FRIDAY — John thinks . . . (by John)

. . . the country is becoming more dysfunctional by the day.

Reason One:  I report this because we need to make a modem and wireless network change and if it doesn’t work we may be out-of-contact for a short while.  We got fed up with the phone dial-up connection in the summer of 2008 so before the CWU term started we agreed to unload a bundle of cash and signed on with the local phone company for a high-speed (DSL) connection.  Most everyone I talk to seems to have a bit of a problem with dropped connections and we have been no exception.  The problem has gotten worse.  About six weeks ago the cute little red light on the modem started coming on every time a national politician said or did something that was stupendously stupid.  This finally initiated a response.

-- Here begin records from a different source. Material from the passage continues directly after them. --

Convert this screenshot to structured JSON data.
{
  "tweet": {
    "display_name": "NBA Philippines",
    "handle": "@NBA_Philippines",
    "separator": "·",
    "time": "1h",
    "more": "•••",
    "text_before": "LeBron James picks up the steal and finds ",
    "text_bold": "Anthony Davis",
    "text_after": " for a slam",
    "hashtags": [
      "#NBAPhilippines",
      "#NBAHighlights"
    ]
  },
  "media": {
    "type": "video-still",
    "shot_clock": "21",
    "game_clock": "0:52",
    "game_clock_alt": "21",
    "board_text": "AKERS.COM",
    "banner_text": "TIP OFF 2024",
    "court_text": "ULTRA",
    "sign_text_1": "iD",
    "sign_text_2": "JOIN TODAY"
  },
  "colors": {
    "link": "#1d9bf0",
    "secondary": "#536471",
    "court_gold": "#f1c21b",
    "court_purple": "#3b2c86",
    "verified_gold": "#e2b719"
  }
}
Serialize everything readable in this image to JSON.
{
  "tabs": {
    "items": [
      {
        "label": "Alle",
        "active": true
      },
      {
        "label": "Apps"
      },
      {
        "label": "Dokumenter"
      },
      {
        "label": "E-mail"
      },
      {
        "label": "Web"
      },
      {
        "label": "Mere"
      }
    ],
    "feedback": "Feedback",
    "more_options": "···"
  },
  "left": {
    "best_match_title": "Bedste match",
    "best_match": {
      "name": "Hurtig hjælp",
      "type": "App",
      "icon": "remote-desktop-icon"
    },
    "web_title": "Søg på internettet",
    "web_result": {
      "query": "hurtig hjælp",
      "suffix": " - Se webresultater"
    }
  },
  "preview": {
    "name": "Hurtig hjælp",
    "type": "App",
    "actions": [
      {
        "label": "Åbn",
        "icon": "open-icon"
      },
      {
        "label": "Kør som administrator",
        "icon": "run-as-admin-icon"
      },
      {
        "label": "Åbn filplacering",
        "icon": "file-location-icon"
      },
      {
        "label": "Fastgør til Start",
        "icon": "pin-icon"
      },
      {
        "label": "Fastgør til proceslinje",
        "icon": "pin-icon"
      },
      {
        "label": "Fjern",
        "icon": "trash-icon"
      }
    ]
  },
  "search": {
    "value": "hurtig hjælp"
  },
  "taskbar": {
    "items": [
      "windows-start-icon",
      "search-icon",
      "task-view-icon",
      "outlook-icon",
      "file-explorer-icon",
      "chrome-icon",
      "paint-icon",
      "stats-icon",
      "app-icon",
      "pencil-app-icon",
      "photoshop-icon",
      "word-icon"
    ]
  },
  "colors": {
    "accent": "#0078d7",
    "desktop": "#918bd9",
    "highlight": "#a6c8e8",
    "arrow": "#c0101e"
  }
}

Last week we called the Company’s customer’s service line, and this being a national company got someone in North Carolina (we think).  The nice lady looked at our digital records and agreed that the connection was dropping frequently.  This I had just told her.  She said she would write up a ticket on it.  We said “Thanks” thinking this meant someone would do something about it.  By this Friday we hadn’t heard a word and began to wonder what “writing up a ticket” actually meant.  I now think it means that if their caller-ID shows it’s us – no one is supposed to answer it.

This morning I wrote a friendly letter addressed to “internet guru” and carried it into the local office – passed it through a hole in a glass barrier – and left.  I wrote about the mysterious lady from the East Coast “She then told us she would write up a ticket.  We don’t know what that means.  The only tickets we have ever gotten were concert tickets or speeding tickets.  What is a DSL/modem ticket?  When should we get it and what do we do with it once we do get it?

An “internet guru” called a few hours later and suggested our modem was likely worn out – “they only last about 18 months”, she said — and if I would stop by she would have a new one at the front desk for us to install. “Great,” I yelled as I headed for the door.

Reason Two:  I’ve mentioned a bill we’ve gotten.  There were two charges for $110 each.  A month ago, I wrote a letter.  It was a nice letter.  I ended with: “I will send a check upon hearing from you if these are charges I should pay now.”  This week a new billing arrived.  One of the two charges was settled by the insurance company paying $99.60 but they still wanted $110 from us for the other – no explanation included.  Nancy called this morning.  That charge had now been settled by another payment by the insurer and our balance was $0.00.  “Great,” I said, “will you be sending us a statement saying so?”  Does it not seem logical that if they have billed us for $110 but now we don’t owe anything at all that they would tell us.  Oh no.  They don’t send out statements like that.  Nancy shut me up before I got to ask what they would have done with my check for $110, the envelope, and the cancelled 44¢ stamp.  Nancy has an appointment in that office in April.

Reason Three:  Mail.  Forms.  Rules.  Reports. Okay, that’s four things.  We signed up for Social Security in October and Medicare shortly thereafter.  A flood of mailings followed.  Some make sense.  Some are unnecessary.  Some are undecipherable.  Each one has a cost.  To the government.  And to us.  If we can’t determine what we are supposed to do, then it takes a phone call (more cost to them).  One letter this week came and a phone call revealed that in the fine print on page three (or was it page 4) it stated that we could ignore this form (page one said respond in 10 days) if Saturn, Jupiter, and Uranus were all aligned ten degrees right of Pluto on the day it arrived.  Who could have guessed?

Oh, Nancy was back at the hospital for another poke with a needle today and as she sat in her walker the doctor that saw her in the emergency room and instigated the “find the bacteria” blood draw way last year appeared and greeted her as though he’d treated her yesterday.  He is what they call a “hospitalist” and confirms our belief that these folks (all the medical professionals) – are amazingly good at what they do.  She was pleased that she got to relate her ongoing story to him because she thinks of him as the first of the life saving professionals in her life.